    However, there is skepticism from the locals who experienced evictions and promises of compensation in the 50s and 60s when the original parks were being formed
  29. What is Rights Based Conservation?
    • Putting rights, access, and justice first before the economy and environment
    • Addresses the needs of the community and requires the involvement of locals
    • No new parks without informed consent of the indigenous and no forced evictions
  30. What is TRIPS? (1995)
    • Minimum standards for protecting and enforcing IPR
    • All nations must integrate IPR protection into national legislation
    • Prioritizes individual/corporate ownership over shared ownership
  31. What was the Cartagena Protocol on Bio Safety? (2000/2003)
    Safe handling/transport/use of living modified organisms (LMOs) resulting from modern biotechnology that may have adverse effects on biological diversity
  32. Describe the case of the "Neem tree"
    • A case of biopiracy
    • Known to indians as a miracle plant used for medicinal, dental, and contraceptive uses.
    • 1985 - American pharmaceutical company obtained patent for Azadirachtin, the chemical that gave the tree its benefits
    • --> created tooth paste, birth pill, and medicine
    • 1990 - 12 patents
    • Indians were outraged (Vandana Shiva) and took the corporations to court --> won in 1995
  33. What is Bio prospecting?
    The search for valuables from biota to develop industrial products such as cosmetics, medicine, and agriculture
  34. What is Bio Piracy?
    • Stealing/plundering genetic material
    • ex. Hoodia Cactus
    • However there is is no specific case of biopiracy because it is difficult to identify such cases (they can look like examples of bioprospecting)
  35. Describe the case of the Hoodia Cactus?
    Hoodia Cactus was used as a hunger suppressant by indigenous people

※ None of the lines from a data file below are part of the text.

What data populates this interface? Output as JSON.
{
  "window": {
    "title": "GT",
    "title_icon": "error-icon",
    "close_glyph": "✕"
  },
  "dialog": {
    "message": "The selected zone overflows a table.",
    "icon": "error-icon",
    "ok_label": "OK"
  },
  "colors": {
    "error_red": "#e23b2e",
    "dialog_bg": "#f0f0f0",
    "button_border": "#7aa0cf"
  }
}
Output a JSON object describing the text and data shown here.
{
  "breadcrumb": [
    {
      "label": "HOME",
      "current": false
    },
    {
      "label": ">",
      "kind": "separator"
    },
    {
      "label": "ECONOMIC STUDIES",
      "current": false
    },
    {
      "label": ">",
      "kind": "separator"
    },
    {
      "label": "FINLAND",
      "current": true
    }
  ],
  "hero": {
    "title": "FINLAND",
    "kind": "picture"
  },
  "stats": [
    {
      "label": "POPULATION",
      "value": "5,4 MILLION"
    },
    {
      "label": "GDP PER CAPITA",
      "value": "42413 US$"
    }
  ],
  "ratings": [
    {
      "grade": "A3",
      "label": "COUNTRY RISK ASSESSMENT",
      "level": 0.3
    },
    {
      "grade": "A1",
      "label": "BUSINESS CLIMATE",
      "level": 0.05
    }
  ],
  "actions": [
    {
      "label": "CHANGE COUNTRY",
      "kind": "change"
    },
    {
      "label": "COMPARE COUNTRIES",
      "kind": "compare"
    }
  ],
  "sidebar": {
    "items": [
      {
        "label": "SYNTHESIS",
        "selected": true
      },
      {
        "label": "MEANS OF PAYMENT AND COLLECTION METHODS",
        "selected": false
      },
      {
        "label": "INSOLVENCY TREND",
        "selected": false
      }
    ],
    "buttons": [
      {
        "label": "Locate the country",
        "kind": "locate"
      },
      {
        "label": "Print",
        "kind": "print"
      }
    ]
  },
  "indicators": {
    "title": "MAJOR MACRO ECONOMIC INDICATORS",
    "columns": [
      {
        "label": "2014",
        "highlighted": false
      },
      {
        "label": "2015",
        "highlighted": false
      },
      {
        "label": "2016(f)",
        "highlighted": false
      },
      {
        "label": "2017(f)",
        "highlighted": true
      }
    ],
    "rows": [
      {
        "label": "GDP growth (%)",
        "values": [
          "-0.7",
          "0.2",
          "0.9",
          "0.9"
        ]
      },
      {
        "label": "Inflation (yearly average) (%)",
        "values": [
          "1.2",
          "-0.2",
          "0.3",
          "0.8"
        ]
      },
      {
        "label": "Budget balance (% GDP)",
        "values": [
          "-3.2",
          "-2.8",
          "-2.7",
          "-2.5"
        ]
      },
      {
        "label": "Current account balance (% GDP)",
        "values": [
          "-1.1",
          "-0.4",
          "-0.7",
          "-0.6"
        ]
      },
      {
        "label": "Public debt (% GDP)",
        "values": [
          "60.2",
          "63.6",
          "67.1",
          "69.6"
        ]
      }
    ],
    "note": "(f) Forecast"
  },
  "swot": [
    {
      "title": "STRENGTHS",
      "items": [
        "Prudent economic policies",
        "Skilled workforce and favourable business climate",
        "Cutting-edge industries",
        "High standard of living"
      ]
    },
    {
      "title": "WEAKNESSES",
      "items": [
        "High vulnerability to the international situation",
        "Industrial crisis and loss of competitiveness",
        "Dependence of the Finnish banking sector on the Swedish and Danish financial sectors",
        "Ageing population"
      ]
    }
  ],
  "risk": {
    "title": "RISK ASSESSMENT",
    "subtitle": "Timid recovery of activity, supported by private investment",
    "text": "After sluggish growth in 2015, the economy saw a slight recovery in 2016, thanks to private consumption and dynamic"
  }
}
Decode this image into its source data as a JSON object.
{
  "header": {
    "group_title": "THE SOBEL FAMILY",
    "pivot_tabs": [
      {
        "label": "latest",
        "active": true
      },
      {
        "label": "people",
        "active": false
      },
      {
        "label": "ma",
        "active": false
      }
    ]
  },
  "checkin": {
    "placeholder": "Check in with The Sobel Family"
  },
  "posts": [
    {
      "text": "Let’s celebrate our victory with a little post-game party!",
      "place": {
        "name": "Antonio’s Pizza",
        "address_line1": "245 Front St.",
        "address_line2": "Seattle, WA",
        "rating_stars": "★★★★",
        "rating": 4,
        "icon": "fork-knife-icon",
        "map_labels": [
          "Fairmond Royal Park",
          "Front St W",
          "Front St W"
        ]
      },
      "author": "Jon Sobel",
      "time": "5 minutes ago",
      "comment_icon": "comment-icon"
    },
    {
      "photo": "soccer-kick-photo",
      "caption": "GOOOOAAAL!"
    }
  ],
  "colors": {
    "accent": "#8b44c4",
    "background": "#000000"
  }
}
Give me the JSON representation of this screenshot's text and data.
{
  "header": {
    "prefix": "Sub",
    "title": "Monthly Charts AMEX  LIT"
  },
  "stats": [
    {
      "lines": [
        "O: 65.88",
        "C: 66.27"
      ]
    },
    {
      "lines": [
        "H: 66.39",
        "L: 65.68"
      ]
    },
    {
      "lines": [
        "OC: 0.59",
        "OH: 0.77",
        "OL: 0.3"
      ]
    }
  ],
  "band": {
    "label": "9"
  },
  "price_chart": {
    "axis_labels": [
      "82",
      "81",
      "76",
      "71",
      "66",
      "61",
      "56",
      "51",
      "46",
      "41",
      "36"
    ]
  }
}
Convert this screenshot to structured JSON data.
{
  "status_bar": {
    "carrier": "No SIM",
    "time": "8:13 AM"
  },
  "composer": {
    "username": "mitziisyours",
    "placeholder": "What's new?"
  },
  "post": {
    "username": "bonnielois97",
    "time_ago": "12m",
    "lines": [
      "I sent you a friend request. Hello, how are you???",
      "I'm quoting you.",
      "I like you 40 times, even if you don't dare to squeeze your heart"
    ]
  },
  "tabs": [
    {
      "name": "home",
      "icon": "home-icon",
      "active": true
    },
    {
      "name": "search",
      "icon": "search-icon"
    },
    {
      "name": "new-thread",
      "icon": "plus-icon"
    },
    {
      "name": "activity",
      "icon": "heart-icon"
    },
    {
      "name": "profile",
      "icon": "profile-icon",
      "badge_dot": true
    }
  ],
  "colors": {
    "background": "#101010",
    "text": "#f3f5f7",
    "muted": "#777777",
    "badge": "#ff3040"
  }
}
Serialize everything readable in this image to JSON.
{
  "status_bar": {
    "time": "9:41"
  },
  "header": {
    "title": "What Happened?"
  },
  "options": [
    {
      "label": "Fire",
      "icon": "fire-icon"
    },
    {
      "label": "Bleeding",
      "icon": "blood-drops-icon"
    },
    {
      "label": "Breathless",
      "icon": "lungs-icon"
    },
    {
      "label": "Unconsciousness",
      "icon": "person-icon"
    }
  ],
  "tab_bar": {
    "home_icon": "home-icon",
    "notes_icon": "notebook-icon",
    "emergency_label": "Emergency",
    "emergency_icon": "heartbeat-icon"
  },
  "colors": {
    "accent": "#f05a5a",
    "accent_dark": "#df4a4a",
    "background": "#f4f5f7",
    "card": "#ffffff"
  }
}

    Phytopharm patented P-57, the hunger suppressing ingredient obtained from the plant

    Their stock was bought by Physer but were sued by the San people - they get 8% royalties